**TASK GOAL**
Scan the entries for "icon". Every line that holds it is to be copied.

**Dataset rows for apps and sites**
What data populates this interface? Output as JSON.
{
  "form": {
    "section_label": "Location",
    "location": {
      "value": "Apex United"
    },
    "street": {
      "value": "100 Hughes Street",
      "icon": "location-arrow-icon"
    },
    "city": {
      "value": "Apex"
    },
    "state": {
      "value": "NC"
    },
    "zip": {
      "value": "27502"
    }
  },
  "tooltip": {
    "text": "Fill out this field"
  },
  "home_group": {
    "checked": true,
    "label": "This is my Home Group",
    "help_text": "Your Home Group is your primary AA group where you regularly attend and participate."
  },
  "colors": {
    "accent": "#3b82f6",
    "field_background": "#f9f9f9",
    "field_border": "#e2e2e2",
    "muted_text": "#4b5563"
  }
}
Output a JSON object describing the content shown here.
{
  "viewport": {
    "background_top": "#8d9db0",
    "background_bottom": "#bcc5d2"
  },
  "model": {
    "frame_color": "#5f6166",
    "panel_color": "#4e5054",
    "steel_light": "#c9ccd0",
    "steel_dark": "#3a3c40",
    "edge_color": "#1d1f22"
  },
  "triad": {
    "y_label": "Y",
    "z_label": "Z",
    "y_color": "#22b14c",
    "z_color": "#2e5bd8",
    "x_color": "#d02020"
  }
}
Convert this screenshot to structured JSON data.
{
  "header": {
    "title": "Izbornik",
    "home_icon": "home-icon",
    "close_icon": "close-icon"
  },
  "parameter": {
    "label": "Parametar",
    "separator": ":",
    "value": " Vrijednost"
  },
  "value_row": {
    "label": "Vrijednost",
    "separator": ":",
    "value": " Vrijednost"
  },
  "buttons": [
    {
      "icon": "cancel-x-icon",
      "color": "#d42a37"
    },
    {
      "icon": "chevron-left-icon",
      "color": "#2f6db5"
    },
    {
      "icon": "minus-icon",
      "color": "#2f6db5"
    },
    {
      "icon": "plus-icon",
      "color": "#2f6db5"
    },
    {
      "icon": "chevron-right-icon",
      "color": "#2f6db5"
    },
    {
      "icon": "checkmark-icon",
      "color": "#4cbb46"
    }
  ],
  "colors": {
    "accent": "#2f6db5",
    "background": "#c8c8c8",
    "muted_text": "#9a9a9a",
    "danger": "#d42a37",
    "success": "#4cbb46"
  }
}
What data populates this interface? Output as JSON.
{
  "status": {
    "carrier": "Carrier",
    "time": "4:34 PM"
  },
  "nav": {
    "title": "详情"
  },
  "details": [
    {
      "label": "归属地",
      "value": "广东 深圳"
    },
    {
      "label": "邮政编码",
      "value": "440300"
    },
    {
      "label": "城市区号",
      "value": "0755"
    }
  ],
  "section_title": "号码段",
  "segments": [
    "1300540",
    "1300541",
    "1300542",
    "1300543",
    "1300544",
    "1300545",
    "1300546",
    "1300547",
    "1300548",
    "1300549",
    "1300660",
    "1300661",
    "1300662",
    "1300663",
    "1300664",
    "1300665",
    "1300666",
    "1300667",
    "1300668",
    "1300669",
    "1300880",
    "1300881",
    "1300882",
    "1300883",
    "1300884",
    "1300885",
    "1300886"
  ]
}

**SOLUTION TO THIS TASK**
      "icon": "location-arrow-icon"
    "home_icon": "home-icon",
    "close_icon": "close-icon"
      "icon": "cancel-x-icon",
      "icon": "chevron-left-icon",
      "icon": "minus-icon",
      "icon": "plus-icon",
      "icon": "chevron-right-icon",
      "icon": "checkmark-icon",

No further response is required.